===== Dataset extract =====
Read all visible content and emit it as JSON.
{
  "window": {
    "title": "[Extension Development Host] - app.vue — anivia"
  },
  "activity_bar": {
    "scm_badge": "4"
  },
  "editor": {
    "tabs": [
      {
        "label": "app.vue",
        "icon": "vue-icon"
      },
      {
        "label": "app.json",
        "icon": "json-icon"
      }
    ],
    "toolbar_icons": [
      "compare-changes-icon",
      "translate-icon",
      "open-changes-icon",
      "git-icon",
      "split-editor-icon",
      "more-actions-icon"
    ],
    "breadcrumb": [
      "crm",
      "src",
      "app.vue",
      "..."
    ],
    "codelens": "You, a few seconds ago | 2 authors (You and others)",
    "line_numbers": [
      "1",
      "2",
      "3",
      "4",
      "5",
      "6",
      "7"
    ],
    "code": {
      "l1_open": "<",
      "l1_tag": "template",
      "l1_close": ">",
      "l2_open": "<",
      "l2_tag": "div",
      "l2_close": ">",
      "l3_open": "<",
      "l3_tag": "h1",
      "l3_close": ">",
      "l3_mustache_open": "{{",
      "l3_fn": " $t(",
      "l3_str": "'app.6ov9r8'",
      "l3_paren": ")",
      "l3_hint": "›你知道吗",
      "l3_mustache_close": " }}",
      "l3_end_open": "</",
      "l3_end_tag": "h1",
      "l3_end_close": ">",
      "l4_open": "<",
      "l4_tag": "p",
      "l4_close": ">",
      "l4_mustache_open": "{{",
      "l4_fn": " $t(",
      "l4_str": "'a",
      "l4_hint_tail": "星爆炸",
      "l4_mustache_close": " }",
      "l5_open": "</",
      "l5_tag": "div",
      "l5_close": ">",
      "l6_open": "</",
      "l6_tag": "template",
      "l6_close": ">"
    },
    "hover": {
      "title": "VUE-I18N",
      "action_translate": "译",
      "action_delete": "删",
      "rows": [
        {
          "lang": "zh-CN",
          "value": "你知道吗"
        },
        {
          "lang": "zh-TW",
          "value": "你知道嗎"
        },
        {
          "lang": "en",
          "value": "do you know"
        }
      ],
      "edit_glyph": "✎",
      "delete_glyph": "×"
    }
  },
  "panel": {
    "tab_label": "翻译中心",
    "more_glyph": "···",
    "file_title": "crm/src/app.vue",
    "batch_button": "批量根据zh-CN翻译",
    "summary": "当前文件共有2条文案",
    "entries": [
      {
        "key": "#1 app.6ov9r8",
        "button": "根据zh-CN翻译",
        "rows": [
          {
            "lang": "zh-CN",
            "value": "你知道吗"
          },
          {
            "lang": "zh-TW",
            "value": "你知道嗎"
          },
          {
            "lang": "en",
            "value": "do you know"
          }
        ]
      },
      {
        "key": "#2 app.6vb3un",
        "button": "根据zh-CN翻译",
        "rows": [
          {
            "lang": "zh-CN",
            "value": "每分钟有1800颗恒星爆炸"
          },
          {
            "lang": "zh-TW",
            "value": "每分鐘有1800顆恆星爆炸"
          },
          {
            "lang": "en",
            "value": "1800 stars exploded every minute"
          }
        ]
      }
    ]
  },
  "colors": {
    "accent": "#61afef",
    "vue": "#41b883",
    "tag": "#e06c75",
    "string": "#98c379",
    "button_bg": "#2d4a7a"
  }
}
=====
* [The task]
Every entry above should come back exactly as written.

* [Answer to this exercise]
Read all visible content and emit it as JSON.
{
  "window": {
    "title": "[Extension Development Host] - app.vue — anivia"
  },
  "activity_bar": {
    "scm_badge": "4"
  },
  "editor": {
    "tabs": [
      {
        "label": "app.vue",
        "icon": "vue-icon"
      },
      {
        "label": "app.json",
        "icon": "json-icon"
      }
    ],
    "toolbar_icons": [
      "compare-changes-icon",
      "translate-icon",
      "open-changes-icon",
      "git-icon",
      "split-editor-icon",
      "more-actions-icon"
    ],
    "breadcrumb": [
      "crm",
      "src",
      "app.vue",
      "..."
    ],
    "codelens": "You, a few seconds ago | 2 authors (You and others)",
    "line_numbers": [
      "1",
      "2",
      "3",
      "4",
      "5",
      "6",
      "7"
    ],
    "code": {
      "l1_open": "<",
      "l1_tag": "template",
      "l1_close": ">",
      "l2_open": "<",
      "l2_tag": "div",
      "l2_close": ">",
      "l3_open": "<",
      "l3_tag": "h1",
      "l3_close": ">",
      "l3_mustache_open": "{{",
      "l3_fn": " $t(",
      "l3_str": "'app.6ov9r8'",
      "l3_paren": ")",
      "l3_hint": "›你知道吗",
      "l3_mustache_close": " }}",
      "l3_end_open": "</",
      "l3_end_tag": "h1",
      "l3_end_close": ">",
      "l4_open": "<",
      "l4_tag": "p",
      "l4_close": ">",
      "l4_mustache_open": "{{",
      "l4_fn": " $t(",
      "l4_str": "'a",
      "l4_hint_tail": "星爆炸",
      "l4_mustache_close": " }",
      "l5_open": "</",
      "l5_tag": "div",
      "l5_close": ">",
      "l6_open": "</",
      "l6_tag": "template",
      "l6_close": ">"
    },
    "hover": {
      "title": "VUE-I18N",
      "action_translate": "译",
      "action_delete": "删",
      "rows": [
        {
          "lang": "zh-CN",
          "value": "你知道吗"
        },
        {
          "lang": "zh-TW",
          "value": "你知道嗎"
        },
        {
          "lang": "en",
          "value": "do you know"
        }
      ],
      "edit_glyph": "✎",
      "delete_glyph": "×"
    }
  },
  "panel": {
    "tab_label": "翻译中心",
    "more_glyph": "···",
    "file_title": "crm/src/app.vue",
    "batch_button": "批量根据zh-CN翻译",
    "summary": "当前文件共有2条文案",
    "entries": [
      {
        "key": "#1 app.6ov9r8",
        "button": "根据zh-CN翻译",
        "rows": [
          {
            "lang": "zh-CN",
            "value": "你知道吗"
          },
          {
            "lang": "zh-TW",
            "value": "你知道嗎"
          },
          {
            "lang": "en",
            "value": "do you know"
          }
        ]
      },
      {
        "key": "#2 app.6vb3un",
        "button": "根据zh-CN翻译",
        "rows": [
          {
            "lang": "zh-CN",
            "value": "每分钟有1800颗恒星爆炸"
          },
          {
            "lang": "zh-TW",
            "value": "每分鐘有1800顆恆星爆炸"
          },
          {
            "lang": "en",
            "value": "1800 stars exploded every minute"
          }
        ]
      }
    ]
  },
  "colors": {
    "accent": "#61afef",
    "vue": "#41b883",
    "tag": "#e06c75",
    "string": "#98c379",
    "button_bg": "#2d4a7a"
  }
}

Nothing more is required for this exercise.